Of course, as the great Christopher Knowles has astutely pointed out, this is all following a very tried and true script in which peaceful protests by African-Americans turn violent after black-clad, largely white "activists" make the scene and start turning things violent. This script is so tried and true at this point that the public at large was not buying it initially, with some sharp observers pointing out that the riots may have been started by an undercover cop. Naturally, Zero Hedge soon jumped in to blame the whole thing on "the far left or anarchist," based on the claims of a former British counterintelligence officer and current private contractor no less.

Not to be undone, Attorney General William Barr recently weighed in, and came to the same far left/anarchist conclusion. It apparently wasn't enough for the Orange One, who felt that the time was right to suggest that his followers rally at the recently besieged White House as a counterbalance to left wing protesters. That should be really interesting.

What could possibly go wrong?
All of this comes against the backdrop of some even more interesting actions taken by the Orange One of late, such as his decision to expel Chinese students linked to that nation's military. Or his executive order targeting social media just in time for the 2020 election. Or the fact that he formally started the process of terminating the US's membership in the World Health Organization. The latter is a major geopolitical event that has received almost no media coverage here in the US and very little push back thus far from the globalist faction of the US elite. Is it perhaps because their urban strongholds are presently in flames in these United States? And all against the backdrop of continuity of government (COG) operations going live due to the COVID?

Whether some type of Satanic cult exists at the heart of the national security establishment is debatable, to put it mildly. What is not is the Cult of Counterinsurgency, which the great Douglas Valentine recently warned against in an interview with yours truly.

Let us then return to Aginter now, which was very much an offshoot of the French COIN doctrine known as le guerre revolutionnaire. As Strange Tales of the Parapolitical makes clear, this doctrine was embraced wholeheartedly by the US Military as far back as Vietnam and was enormously influential on the Phoenix Program. Recently, it has enjoyed a vigorous resurgence was the Global War on Terror. And wouldn't you know it, Colonel Michael Aquino is not just a longtime psywar officer, but a Phoenix veteran as well (who was accused of Satanic pedophilia by fellow Phoenix vet John DeCamp no less). And his old buddy and Mind Wars co-author Paul E. Vallely is a proponent of the Q (and apparently willing to lead a coup, but only if called upon of course).

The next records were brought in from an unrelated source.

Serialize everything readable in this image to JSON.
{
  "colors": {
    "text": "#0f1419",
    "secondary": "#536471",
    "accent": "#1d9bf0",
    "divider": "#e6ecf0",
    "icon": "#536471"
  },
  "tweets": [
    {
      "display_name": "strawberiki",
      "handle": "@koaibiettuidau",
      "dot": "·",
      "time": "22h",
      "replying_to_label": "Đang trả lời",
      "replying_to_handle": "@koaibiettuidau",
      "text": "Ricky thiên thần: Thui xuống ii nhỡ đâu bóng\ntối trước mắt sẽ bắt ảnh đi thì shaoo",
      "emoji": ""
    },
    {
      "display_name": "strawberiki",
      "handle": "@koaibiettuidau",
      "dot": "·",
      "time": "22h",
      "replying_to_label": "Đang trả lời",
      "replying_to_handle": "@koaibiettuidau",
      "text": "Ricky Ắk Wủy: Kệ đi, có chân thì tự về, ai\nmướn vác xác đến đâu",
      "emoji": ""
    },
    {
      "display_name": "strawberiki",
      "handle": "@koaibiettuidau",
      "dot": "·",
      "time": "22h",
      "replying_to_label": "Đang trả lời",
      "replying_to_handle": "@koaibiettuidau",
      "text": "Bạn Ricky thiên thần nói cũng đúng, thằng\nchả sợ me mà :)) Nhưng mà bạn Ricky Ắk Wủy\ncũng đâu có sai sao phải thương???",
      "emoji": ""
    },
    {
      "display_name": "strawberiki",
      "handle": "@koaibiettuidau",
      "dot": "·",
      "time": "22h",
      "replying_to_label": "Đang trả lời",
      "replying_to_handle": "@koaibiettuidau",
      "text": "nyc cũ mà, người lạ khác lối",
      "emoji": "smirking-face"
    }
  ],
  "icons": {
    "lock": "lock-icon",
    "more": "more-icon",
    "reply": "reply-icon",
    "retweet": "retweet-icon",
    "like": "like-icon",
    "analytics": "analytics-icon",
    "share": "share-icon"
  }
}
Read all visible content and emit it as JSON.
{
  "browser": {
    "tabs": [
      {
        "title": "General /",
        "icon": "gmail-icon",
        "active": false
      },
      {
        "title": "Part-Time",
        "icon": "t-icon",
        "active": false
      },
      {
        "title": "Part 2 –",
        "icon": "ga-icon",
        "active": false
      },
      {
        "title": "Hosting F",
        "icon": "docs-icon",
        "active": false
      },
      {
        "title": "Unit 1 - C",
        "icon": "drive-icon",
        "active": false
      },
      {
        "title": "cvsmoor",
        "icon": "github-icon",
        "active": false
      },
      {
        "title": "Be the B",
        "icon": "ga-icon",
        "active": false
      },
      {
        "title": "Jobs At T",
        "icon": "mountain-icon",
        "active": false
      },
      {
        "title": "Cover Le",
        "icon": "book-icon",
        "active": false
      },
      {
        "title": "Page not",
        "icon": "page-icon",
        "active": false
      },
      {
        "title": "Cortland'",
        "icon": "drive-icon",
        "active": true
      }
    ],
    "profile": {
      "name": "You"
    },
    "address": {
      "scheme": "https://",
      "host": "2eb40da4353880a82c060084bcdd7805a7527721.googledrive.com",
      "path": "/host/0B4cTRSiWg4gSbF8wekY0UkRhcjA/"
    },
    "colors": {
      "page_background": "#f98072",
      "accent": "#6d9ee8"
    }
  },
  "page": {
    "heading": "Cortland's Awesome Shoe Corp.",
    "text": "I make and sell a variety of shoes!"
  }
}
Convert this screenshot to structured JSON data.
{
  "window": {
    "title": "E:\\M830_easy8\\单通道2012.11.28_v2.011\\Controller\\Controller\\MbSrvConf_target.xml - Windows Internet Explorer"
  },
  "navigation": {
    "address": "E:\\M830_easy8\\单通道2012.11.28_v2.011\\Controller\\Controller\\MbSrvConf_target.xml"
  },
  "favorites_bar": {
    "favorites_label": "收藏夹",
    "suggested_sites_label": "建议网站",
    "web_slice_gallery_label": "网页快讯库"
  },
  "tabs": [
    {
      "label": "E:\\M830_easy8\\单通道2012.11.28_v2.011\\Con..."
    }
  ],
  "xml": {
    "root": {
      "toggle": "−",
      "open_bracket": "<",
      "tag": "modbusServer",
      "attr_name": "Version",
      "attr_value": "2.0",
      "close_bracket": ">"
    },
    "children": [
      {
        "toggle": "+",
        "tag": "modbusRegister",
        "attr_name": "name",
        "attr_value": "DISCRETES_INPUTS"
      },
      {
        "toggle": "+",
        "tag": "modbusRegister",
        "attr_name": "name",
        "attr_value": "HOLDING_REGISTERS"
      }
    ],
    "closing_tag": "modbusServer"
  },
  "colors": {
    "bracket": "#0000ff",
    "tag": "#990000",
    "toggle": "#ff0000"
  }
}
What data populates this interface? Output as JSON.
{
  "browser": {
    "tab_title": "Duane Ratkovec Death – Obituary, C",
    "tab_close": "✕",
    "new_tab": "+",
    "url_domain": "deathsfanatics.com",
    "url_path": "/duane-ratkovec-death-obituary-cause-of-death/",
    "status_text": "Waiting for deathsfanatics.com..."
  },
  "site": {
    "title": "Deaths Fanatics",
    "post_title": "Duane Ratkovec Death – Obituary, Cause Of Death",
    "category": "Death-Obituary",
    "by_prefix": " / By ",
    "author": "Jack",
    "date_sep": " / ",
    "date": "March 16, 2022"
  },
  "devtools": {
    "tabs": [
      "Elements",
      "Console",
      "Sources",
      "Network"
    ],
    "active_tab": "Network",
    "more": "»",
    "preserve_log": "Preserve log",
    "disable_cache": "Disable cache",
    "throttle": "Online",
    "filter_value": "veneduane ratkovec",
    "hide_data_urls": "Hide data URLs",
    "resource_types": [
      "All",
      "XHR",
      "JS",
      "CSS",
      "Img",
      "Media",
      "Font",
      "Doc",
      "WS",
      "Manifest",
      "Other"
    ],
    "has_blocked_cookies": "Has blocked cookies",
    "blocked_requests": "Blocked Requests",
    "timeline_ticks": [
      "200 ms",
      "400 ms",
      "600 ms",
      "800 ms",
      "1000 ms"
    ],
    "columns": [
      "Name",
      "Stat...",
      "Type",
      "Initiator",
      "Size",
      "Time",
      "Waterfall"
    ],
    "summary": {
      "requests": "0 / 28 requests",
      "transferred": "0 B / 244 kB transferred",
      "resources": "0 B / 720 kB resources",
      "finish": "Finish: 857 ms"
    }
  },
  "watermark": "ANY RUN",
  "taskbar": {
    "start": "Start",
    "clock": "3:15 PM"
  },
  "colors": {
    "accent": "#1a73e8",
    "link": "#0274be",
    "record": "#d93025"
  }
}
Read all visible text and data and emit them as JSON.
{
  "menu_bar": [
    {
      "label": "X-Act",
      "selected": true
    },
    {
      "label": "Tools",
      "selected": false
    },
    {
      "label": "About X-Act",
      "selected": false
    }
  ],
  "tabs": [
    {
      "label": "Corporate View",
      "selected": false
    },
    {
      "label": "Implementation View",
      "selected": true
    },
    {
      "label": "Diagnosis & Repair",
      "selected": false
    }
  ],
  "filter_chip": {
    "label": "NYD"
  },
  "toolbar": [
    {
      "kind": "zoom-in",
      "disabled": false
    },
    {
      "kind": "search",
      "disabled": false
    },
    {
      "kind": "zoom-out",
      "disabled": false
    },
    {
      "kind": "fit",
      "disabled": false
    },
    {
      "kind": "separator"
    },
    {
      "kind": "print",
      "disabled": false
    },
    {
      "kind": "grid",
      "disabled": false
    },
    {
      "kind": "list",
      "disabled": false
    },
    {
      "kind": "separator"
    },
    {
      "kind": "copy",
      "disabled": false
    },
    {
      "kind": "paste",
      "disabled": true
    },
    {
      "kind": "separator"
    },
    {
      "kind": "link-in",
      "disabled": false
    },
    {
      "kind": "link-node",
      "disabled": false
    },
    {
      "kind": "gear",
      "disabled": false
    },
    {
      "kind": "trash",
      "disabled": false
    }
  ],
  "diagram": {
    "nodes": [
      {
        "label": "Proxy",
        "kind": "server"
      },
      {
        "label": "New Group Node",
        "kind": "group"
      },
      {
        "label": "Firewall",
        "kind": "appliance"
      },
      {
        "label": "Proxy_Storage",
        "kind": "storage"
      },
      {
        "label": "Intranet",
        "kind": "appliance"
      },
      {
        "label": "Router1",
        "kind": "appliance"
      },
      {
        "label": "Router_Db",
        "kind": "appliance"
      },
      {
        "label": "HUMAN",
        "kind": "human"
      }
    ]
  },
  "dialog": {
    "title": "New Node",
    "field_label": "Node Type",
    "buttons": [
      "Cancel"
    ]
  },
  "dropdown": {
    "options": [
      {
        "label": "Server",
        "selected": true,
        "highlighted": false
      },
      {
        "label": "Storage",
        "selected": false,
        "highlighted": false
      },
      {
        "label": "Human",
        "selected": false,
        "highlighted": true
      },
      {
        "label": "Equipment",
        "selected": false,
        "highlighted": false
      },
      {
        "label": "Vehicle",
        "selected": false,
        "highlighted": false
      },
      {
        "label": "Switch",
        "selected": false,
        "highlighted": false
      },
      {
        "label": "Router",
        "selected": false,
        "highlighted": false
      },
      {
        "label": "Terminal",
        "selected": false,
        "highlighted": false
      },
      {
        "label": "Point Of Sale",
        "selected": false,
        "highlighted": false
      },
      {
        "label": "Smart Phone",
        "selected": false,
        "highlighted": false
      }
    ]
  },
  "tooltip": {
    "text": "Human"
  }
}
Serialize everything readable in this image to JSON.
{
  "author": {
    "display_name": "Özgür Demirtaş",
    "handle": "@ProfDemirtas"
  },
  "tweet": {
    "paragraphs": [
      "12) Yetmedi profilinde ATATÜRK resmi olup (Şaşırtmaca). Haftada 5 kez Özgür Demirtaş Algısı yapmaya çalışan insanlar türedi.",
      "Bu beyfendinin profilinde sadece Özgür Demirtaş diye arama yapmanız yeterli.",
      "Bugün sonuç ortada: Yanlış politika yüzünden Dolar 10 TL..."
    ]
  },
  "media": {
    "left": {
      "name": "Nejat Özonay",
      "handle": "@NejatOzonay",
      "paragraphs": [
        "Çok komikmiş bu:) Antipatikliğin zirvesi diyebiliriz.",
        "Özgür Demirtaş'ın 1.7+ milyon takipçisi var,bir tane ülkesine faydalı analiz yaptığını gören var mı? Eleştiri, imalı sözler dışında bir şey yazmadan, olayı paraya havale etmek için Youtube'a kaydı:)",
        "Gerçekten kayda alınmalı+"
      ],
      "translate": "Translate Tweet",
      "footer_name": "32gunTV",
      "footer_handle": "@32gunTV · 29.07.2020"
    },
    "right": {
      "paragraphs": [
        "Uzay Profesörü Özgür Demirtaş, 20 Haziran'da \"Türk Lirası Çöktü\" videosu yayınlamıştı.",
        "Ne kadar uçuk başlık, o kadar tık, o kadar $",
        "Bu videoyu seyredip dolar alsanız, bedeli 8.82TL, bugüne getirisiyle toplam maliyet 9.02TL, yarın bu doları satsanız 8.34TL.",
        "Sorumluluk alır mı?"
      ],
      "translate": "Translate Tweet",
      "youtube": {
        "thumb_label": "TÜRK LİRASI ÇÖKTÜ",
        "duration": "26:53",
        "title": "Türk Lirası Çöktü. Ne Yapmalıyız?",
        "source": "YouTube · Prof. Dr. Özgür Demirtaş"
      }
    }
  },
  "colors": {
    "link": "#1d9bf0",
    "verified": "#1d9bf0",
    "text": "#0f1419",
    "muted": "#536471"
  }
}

There's a riot going on indeed. And I for one do not think it has very much to do with driving pedophiles out of the deep state, but may well play into a nefarious, decades-spanning agenda rooted in MK-ULTRA no less. It just not the one you've ever heard of, but one addressed in my most recent book and forthcoming work that will hopefully be out by the end of summer. Until then dear readers, stay tuned until next time.